_Problem to solve_.
Filter the data below, keeping only lines that contain "baru".

Stored items from a collection:
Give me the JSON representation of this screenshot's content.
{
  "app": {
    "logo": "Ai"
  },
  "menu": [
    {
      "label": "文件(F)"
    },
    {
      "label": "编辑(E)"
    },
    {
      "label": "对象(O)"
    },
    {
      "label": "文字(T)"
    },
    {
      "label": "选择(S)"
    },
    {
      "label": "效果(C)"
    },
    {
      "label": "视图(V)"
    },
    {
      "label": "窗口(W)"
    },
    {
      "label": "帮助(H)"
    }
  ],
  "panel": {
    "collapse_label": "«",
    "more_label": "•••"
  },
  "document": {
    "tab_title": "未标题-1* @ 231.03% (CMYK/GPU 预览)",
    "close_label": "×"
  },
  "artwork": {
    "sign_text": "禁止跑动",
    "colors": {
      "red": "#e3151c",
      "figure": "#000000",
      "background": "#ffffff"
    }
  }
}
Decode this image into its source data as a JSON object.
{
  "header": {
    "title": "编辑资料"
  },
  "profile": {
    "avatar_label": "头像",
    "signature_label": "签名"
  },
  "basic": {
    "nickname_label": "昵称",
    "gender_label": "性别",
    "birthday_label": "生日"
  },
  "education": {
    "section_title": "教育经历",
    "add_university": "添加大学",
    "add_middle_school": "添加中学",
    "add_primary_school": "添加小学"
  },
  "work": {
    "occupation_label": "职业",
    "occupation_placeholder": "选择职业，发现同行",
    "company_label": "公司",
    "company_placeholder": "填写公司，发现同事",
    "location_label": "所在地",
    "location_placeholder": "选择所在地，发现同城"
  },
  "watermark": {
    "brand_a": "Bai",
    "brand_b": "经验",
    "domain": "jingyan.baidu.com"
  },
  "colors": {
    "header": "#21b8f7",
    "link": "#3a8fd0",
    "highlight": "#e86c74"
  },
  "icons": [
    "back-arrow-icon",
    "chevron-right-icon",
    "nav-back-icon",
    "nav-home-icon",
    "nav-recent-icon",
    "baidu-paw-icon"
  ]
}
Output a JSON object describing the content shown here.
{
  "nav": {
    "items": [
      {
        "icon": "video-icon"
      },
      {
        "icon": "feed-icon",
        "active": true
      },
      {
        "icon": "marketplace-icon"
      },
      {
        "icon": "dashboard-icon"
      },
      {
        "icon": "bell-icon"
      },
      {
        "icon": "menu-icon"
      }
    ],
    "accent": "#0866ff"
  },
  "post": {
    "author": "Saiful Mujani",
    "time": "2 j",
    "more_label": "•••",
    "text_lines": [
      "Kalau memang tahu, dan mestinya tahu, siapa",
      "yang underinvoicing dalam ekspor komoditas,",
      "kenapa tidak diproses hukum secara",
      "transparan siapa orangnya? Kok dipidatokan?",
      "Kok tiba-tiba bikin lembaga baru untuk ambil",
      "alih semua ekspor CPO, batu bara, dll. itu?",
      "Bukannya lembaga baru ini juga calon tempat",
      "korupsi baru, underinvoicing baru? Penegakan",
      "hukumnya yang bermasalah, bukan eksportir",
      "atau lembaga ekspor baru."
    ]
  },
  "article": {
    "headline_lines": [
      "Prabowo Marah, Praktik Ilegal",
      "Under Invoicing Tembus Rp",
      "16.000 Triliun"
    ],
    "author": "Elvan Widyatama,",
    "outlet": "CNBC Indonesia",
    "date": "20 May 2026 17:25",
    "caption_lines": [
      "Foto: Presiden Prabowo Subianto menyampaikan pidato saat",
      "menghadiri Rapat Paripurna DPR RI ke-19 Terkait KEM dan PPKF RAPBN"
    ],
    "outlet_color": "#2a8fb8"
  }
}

_Response box_.
      "Kok tiba-tiba bikin lembaga baru untuk ambil",
      "Bukannya lembaga baru ini juga calon tempat",
      "korupsi baru, underinvoicing baru? Penegakan",
      "atau lembaga ekspor baru."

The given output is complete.